The news comes in the week Oskar Gröning was sentenced to four years in jail by a court in Lüneburg in north Germany for his role as a guard and 'accountant' at the same extermination camp in Nazi-occupied Poland.
Bizarrely, the case is set to take place in front of a youth court in Hanau, because the man was between the ages of 19 and 20 at the times of the alleged crimes.
According to the prosecutors, the accused was a guard at Auschwitz between November 1942 and June 1943.
They allege that during this time he participated in the "organised processing“ of three deportations of around 1,870 people.
Of these people at least 1,075 were immediately killed in a "awful and malevolent“ manner, said the prosecutors.
The deportees arrived from Berlin, Dancey in France and Westerbork in the Netherlands. Prosecutors revealed that they are limiting the case to these three deportations for legal reasons and due to the amount of evidence they have in these particular cases.
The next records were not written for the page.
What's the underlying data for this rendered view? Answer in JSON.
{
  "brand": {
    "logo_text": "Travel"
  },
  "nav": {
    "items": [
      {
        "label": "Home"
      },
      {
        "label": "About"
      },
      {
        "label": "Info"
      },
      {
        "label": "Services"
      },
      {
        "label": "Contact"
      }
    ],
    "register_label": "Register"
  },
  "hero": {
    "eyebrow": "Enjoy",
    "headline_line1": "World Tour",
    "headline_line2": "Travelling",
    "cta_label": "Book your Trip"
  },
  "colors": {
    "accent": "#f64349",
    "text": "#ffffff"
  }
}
The accused signed up voluntarily for service in the SS and knew he was participating in "industrial and organised mass murder“ of defenceless people, argue the prosecutors.